• _WHAT IS REQUIRED_: Your task is to copy all of the entries exactly as they are given.
--- --- ---
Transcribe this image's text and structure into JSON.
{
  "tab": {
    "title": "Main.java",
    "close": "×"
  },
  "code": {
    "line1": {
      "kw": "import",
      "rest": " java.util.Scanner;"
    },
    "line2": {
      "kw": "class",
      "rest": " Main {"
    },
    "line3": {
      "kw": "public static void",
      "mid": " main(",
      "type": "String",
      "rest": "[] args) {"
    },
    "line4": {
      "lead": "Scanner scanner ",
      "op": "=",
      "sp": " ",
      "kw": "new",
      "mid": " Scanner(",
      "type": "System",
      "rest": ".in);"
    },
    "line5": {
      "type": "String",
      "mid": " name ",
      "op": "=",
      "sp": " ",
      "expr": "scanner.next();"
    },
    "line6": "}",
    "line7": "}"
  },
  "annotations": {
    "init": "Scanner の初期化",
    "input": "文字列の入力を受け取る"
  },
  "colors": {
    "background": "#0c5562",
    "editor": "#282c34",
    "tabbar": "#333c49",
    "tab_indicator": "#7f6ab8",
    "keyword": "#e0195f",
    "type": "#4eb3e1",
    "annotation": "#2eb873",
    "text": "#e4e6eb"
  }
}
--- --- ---
• _OUTPUT OF THE EXERCISE_:
Transcribe this image's text and structure into JSON.
{
  "tab": {
    "title": "Main.java",
    "close": "×"
  },
  "code": {
    "line1": {
      "kw": "import",
      "rest": " java.util.Scanner;"
    },
    "line2": {
      "kw": "class",
      "rest": " Main {"
    },
    "line3": {
      "kw": "public static void",
      "mid": " main(",
      "type": "String",
      "rest": "[] args) {"
    },
    "line4": {
      "lead": "Scanner scanner ",
      "op": "=",
      "sp": " ",
      "kw": "new",
      "mid": " Scanner(",
      "type": "System",
      "rest": ".in);"
    },
    "line5": {
      "type": "String",
      "mid": " name ",
      "op": "=",
      "sp": " ",
      "expr": "scanner.next();"
    },
    "line6": "}",
    "line7": "}"
  },
  "annotations": {
    "init": "Scanner の初期化",
    "input": "文字列の入力を受け取る"
  },
  "colors": {
    "background": "#0c5562",
    "editor": "#282c34",
    "tabbar": "#333c49",
    "tab_indicator": "#7f6ab8",
    "keyword": "#e0195f",
    "type": "#4eb3e1",
    "annotation": "#2eb873",
    "text": "#e4e6eb"
  }
}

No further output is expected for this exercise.